Today’s review covers the 2005 book, “Boy Were We Wrong About Dinosaurs”, written by Kathleen V. Kudlinski and illustrated by S. D. Schindler. Why do I mention the date? Well, today’s book covers the subject of the history of dinosaur paleontology, with an emphasis on the mistaken ideas of past researchers. One might almost consider it appropriate then, given the theme, that the book might have a few mistakes of its own if enough time has passed, as indeed we find here. We of course must consider the publication date if we are to critique such mistakes, which will affect how we should score them.
(As always, we’ve also uploaded a video version of our review on YouTube, if that suits your fancy!)
Now, I’ve always enjoyed dinosaurs in and of themselves, but in the past few years, I’ve become increasingly interested in the history of paleontology, which makes this book of particular interest to me. (I’ll try my best to remain impartial!) I’m always keen on any dinosaur book that goes deeper than mere “Pokemon collecting”, so to speak (i.e., you get some actual information beyond just the name and some basic stats about the animal).

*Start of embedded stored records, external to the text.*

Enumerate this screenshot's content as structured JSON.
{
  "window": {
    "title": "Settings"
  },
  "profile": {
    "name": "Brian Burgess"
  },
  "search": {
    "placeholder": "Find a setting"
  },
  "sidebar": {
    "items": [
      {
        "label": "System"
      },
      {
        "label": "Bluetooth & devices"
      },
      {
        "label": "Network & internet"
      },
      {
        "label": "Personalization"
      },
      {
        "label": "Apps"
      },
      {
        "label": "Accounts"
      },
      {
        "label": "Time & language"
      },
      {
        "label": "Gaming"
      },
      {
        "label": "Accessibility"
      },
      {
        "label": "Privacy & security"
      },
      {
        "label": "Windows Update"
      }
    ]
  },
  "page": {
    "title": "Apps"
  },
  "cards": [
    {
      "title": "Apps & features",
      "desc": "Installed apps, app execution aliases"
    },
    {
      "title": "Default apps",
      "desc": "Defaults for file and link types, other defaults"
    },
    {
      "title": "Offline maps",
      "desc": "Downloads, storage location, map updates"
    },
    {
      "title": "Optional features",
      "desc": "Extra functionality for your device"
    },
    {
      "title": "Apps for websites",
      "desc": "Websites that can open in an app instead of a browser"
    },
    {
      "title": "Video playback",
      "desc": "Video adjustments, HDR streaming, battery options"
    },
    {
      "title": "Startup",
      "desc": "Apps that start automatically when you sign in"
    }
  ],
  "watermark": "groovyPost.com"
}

Anyway, on to the book at hand. Kudlinski presents the information throughout the book in a clear, easy to understand manner, with little to no technical jargon. Starting with the discovery of “dragon bones” in ancient China, she gives a brief overview of various erroneous ideas people have held about dinosaurs and the newer, more accurate ideas we have about them today (or at least at the time of the book’s printing!).
I do feel that at a few points, the author could have gone into, if not greater detail, perhaps more precise detail. The author mentions how scientists originally mistook Iguanodon’s thumb spike for a nose horn, but doesn’t mention its key role in determining the life posture of dinosaurs, a topic she explores on the very next page. She actually does give the topic pretty thorough treatment, though, even if she missed an easy chance to tie multiple concepts together.
Later, while on the subject of dinosaur parental care, she exclaims “Boy were we wrong!” to think that dinosaurs acted like lizard mothers, who abandon their eggs. While she correctly highlights the strong parental instincts of some species as evidenced by many fossil nesting sites, additional sites show that other species seemingly did indeed abandon their eggs in lizard-like fashion (namely the long-necked sauropod dinosaurs).
The book does treat the subject of dinosaur energy with a nuanced hand. The author mentions how dinosaurs were originally thought to have been warm-blooded, before examination of their bones structure led to the conclusion they were warm blooded. However, scientists have since gone back a bit and suggested they may have been “something in-between”. I also appreciated the page near the end emphasizing that birds aren’t merely related to dinosaurs; if they are descended from them, then they technically ARE dinosaurs themselves!
I have somewhat more complicated opinions on the artwork, however. Overall, I generally like Schindler’s style. I’m never one to turn up my nose at paleoart that eschews any attempt at photorealism. However, even taking the illustrator’s style into account, a few of the dinosaurs seem oddly proportioned, which I don’t believe to be an intentional result of their slightly cartoony appearance. Given the subject material, I assume the illustrator intended for animals depicted in the “modern” vignettes to be taken at face value.
It’s not too bad for the most part though, and I might not have much more to say about the illustrations if not for the feathered dinosaurs, which fare far worse. Most represent quite egregious examples of the “tarred and feathered” and “wings… but with hands!” tropes common in much early paleoart depicting feathered dinosaurs. These tropes were particularly common around the time the book came out. I’m tempted to give the book a pass on this point for that reason, but really, there was never any reason for the trope to exist in the first place. It’s really just a sign that the illustrator was playing follow-the-leader when deciding how to illustrate the feathers.
It’s been pointed out by others before me that feathered dinosaurs should not be hard at all; just draw them like you would birds! In fact, Schindler illustrates three quite beautiful modern birds, two of which even appear in an evolutionary sequence image with several ugly, tarred-and-feathered ancestors. The juxtaposition in this image would seem to suggest a bit of carelessness on the illustrator’s part. (And don’t even get me started on the buck-naked Velociraptor near the front of the book!)
I feel like I’ve been a little down on the book for not quite living up to what I feel it easily could have been, but I don’t think it’s all that bad. It still presents good information, and given the strong retro pull of many kid’s dinosaur books, it is still better than many books out there even today. If you have a young reader who has an interest in the history of paleontology, I recommend purchasing “Boy Were We Wrong About Dinosaurs!” for your own home library! (For even younger readers, I recommend the similarly-themed Dinosaurs Can’t Roar!, while slightly older readers may enjoy the historical perspectives in Tales of the Prehistoric World.)
Incidentally, I feel I should give a little plug to the small business I purchased this book from! If you are in the Orange County area of Southern California, pay a visit to “Once Upon a Storybook“, a wonderful little bookstore that focuses entirely on children’s literature. They have an excellent selection of all the best children’s books, and they do a weekly story time along with other special events. I made story time part of our weekly routine with my first kid back when we still lived in California, and we always had a blast!